In addition to enabling densification for mobile network operators (MNOs), multiple system operators (MSOs) can leverage CBRS to expand their services to quad-play by offering supplementary mobile services as mobile virtual network operators (MVNOs). Using their existing cable infrastructure, MSOs can offer 4G cellular, in addition to cable TV, telephone, and broadband Internet. MSOs can also offer to offload MNO traffic, transiting a host network in return for reduced fees, or even negotiate a “swap” agreement with the MNO offering roaming onto CBRS in return for reduced fees.

The FCC Decision Will Trigger Commercial Operations Nationwide    


The current 3-year license term with no expectation of renewal will limit the uptake of PALs and ABI Research believes the FCC should relax this term to 10 years. However, we believe the proposed large-area Partial Economic Area (PEA) license will hinder innovation in this band and exclude smaller operators who may not have the capital to purchase a costly 10-year PEA-based license, disrupting the business models of some vendors who have already entered the U.S. market under the assumption that the current CBRS license plan will be used in the future. ABI Research believes that a workable compromise exists by defining PAL areas as smaller than PEAs and greater than census tracts, such as counties.

The FCC is expected to decide on the PAL definition and auction rules imminently. Also, the FCC plans to issue final certification of the SASs by the middle of 2018. The first commercial operations will be from the wireless Internet service provider (WISP) community almost immediately under GAA rules after SAS certification, while MNO and MSO rollout for mobile applications will be gated by handset availability, which will start in 2H 2018, with PAL auctions occurring in early 2019.

As we look forward to these FCC decisions, ABI Research has noted that, in addition to the Verizon trial, CBRS trials from T-Mobile, Charter Communications, and Comcast are occurring. Also, CBRS may be used as a fixed wireless application by the WISPs, and because this does not require handset support, multiple WISPs have already started trials. These include in California, GigaBeam Networks in Kentucky, Paladin Wireless in Georgia, and Vistabeam in Wyoming and Nebraska.

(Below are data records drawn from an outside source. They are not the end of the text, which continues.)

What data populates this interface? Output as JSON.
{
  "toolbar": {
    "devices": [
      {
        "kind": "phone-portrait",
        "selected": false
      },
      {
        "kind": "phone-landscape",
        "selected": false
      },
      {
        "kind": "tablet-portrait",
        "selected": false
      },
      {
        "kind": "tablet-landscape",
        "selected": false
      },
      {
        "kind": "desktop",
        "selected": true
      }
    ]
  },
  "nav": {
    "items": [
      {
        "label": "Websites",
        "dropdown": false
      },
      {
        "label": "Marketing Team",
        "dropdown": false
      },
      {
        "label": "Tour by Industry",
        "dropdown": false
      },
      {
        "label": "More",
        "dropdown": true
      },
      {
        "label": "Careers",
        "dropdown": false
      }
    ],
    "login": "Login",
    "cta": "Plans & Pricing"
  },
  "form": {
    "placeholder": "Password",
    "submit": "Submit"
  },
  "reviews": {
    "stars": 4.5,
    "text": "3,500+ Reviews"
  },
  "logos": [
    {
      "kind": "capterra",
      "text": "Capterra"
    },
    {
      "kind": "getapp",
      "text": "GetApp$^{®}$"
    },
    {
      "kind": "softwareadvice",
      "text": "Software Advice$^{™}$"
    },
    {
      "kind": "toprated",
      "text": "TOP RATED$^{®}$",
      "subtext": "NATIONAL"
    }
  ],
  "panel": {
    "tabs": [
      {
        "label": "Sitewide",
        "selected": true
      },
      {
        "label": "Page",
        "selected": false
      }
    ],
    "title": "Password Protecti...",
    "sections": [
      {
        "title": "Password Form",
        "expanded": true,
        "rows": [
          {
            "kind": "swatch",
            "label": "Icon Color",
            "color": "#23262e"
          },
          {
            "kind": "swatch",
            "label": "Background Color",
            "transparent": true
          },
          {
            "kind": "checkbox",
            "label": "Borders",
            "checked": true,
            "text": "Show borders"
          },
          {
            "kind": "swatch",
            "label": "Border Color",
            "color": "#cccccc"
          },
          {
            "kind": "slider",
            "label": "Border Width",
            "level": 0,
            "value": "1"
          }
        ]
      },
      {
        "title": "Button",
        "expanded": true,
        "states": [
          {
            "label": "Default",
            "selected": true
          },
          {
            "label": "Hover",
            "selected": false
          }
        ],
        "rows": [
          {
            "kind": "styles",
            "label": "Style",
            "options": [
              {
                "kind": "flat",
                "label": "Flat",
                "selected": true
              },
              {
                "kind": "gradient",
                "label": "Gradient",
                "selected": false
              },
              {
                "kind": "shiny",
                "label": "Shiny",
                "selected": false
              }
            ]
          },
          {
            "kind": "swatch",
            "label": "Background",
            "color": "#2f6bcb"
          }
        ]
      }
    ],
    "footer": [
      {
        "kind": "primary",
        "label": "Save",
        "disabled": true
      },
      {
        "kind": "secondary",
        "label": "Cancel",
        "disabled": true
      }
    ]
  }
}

The CBRS promoter organization—the CBRS Alliance—has a membership list that is seemingly a “who’s who” of companies active in mobile communications, including all four Tier One U.S. MNOs; Charter Cox and Comcast from the MSO community; and American Tower, Crown Castle, and SBA Communications, which are among the largest tower companies in the country. As a result, ABI Research believes that the imminent FCC decision on the PAL auction and certification of SASs will trigger commercial operations in 2018 from many service providers.